→ WHAT NEEDS TO BE DONE
The lines you return must be all those in the data that hold the string "rest".

(Saved entries)
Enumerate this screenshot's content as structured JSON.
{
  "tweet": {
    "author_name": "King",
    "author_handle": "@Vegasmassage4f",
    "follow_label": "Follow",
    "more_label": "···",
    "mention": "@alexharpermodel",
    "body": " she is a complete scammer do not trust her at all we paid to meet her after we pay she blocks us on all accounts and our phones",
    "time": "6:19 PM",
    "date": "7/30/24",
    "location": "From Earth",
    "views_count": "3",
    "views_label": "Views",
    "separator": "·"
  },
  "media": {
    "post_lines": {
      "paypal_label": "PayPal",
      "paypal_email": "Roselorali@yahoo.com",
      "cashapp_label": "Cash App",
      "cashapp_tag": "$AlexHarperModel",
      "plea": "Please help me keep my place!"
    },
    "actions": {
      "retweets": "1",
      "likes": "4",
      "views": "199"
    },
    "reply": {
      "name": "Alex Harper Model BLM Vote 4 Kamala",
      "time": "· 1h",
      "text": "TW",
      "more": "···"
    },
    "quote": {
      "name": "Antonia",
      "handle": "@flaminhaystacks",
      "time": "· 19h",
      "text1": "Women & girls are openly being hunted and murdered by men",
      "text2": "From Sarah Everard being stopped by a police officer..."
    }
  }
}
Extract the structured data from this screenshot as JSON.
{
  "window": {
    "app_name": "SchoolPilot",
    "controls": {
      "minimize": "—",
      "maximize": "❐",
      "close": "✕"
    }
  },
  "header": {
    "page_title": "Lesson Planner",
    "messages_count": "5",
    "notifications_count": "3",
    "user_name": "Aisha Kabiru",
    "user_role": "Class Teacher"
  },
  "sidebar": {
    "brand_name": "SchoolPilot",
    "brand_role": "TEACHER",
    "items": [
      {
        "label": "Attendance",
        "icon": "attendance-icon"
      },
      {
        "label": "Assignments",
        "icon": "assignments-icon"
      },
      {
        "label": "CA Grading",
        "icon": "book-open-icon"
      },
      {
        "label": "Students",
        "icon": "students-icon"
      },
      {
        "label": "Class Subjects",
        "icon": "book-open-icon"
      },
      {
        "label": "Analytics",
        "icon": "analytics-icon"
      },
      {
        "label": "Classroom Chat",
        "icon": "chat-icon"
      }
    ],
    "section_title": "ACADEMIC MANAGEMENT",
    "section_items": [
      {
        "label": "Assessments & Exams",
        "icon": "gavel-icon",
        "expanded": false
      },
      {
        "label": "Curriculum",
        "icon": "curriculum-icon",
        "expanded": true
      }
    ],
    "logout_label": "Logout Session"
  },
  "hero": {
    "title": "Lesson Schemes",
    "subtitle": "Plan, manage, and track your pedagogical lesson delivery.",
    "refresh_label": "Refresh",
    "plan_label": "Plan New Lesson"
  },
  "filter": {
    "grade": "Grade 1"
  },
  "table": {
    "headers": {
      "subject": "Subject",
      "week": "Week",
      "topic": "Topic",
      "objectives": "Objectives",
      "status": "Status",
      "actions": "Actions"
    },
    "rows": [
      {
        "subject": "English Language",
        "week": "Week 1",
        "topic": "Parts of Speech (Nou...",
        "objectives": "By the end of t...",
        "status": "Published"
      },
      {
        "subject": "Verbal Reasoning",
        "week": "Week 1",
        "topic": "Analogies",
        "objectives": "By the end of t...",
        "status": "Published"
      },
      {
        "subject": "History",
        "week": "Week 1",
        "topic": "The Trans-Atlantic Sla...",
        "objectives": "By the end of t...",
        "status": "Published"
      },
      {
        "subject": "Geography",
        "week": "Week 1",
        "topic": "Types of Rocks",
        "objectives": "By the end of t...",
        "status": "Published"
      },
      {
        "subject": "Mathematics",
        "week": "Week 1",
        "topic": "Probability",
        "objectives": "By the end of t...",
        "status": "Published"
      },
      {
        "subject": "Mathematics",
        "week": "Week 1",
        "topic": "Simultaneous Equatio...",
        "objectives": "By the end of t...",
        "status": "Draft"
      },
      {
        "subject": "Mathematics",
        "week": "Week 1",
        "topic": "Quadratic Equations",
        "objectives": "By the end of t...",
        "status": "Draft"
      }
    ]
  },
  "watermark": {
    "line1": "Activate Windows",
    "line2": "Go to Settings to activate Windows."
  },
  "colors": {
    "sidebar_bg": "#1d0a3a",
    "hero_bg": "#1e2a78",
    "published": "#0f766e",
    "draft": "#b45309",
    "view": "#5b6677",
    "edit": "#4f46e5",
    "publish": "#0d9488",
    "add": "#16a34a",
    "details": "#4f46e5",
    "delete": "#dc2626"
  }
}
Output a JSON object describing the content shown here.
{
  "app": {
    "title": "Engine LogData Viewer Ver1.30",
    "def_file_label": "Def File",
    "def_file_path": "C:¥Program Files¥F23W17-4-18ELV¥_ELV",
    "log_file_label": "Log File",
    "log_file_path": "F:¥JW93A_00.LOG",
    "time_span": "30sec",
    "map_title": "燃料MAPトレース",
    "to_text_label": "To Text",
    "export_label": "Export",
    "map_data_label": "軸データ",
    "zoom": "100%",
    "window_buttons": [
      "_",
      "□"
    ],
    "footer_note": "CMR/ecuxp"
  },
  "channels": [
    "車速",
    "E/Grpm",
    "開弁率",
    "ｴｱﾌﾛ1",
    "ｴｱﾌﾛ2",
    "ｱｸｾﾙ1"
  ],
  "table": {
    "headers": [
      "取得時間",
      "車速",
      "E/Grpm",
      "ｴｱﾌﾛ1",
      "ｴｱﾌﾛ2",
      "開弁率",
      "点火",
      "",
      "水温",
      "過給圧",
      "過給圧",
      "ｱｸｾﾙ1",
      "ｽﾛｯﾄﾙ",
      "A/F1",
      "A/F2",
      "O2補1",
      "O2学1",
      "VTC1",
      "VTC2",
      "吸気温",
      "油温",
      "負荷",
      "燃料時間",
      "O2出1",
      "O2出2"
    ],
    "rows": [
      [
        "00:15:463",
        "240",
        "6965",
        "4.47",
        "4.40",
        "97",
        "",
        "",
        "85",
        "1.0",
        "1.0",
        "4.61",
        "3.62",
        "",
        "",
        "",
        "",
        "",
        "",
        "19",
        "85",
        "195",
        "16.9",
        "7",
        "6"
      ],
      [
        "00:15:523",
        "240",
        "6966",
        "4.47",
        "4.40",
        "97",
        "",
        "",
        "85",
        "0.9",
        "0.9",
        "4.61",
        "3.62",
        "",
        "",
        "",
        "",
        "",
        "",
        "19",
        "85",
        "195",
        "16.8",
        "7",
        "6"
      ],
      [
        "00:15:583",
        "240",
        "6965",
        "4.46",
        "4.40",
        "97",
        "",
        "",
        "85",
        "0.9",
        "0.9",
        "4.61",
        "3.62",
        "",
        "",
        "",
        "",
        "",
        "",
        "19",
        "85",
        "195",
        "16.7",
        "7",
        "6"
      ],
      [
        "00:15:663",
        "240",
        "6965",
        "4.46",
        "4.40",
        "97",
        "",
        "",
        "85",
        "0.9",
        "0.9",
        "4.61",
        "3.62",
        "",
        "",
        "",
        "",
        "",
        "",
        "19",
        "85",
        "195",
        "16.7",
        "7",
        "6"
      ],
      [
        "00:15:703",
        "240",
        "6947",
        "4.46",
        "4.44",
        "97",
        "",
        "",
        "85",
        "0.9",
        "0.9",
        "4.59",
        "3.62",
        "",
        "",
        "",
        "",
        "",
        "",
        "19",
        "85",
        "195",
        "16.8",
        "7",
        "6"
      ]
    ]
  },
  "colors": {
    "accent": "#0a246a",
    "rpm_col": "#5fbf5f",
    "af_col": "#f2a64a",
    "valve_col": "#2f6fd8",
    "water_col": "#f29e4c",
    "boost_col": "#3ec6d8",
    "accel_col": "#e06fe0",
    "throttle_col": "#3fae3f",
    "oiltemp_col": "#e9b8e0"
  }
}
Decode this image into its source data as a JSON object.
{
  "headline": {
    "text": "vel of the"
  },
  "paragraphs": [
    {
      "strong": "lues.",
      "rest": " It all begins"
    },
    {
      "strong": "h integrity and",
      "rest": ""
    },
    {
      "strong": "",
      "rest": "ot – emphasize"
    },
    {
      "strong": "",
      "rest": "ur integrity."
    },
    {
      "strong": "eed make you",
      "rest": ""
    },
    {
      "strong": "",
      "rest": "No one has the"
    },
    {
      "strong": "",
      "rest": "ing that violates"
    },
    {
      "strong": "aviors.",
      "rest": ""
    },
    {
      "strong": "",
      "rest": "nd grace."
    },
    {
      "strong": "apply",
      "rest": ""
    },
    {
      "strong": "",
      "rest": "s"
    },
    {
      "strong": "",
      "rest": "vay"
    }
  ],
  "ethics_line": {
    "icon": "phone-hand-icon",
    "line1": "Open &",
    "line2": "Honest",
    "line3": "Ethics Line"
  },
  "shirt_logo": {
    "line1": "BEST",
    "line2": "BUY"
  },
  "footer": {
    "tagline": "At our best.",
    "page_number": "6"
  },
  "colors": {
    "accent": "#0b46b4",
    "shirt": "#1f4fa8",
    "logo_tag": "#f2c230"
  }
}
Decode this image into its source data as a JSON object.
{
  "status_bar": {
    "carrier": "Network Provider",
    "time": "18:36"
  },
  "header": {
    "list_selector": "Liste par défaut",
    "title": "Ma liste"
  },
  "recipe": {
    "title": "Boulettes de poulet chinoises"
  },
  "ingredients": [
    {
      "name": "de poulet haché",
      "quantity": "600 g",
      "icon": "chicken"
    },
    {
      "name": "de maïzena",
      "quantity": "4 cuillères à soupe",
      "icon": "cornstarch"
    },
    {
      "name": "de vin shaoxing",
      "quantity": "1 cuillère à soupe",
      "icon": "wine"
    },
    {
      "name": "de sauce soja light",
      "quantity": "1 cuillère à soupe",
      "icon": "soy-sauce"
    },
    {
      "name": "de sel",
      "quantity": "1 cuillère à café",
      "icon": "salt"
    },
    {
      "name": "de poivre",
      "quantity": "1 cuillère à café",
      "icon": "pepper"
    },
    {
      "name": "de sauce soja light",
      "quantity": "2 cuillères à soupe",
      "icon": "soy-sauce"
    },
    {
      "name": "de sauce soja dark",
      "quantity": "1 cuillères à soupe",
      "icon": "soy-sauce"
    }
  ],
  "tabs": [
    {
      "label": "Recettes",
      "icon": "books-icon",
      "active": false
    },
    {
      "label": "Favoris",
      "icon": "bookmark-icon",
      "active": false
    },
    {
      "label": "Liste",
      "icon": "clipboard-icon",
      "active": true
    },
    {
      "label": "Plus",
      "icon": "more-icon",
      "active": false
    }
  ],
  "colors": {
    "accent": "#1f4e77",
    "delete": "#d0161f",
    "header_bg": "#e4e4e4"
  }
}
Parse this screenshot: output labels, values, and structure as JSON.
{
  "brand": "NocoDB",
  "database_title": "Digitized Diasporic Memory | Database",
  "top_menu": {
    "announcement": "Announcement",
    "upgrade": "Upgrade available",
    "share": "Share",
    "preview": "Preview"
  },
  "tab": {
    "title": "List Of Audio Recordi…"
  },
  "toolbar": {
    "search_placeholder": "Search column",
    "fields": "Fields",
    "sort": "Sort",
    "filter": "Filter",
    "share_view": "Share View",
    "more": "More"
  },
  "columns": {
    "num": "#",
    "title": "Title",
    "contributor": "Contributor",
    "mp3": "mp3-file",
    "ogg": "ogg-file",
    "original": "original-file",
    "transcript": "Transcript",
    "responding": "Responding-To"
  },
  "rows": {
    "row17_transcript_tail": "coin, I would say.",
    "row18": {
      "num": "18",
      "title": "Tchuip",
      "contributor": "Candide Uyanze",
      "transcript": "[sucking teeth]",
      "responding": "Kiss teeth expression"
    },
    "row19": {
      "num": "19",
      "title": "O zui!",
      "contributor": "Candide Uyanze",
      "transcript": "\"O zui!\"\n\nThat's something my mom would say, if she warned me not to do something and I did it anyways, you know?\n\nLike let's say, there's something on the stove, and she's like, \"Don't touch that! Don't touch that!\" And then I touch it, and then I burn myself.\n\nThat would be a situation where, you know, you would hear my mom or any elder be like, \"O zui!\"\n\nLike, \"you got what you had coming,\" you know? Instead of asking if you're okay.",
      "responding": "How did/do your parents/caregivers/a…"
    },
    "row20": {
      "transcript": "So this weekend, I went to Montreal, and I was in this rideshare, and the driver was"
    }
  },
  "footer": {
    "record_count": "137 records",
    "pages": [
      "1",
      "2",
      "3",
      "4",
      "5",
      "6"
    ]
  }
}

→ RESPONSE AREA
      "rest": " It all begins"
      "rest": ""
      "rest": "ot – emphasize"
      "rest": "ur integrity."
      "rest": ""
      "rest": "No one has the"
      "rest": "ing that violates"
      "rest": ""
      "rest": "nd grace."
      "rest": ""
      "rest": "s"
      "rest": "vay"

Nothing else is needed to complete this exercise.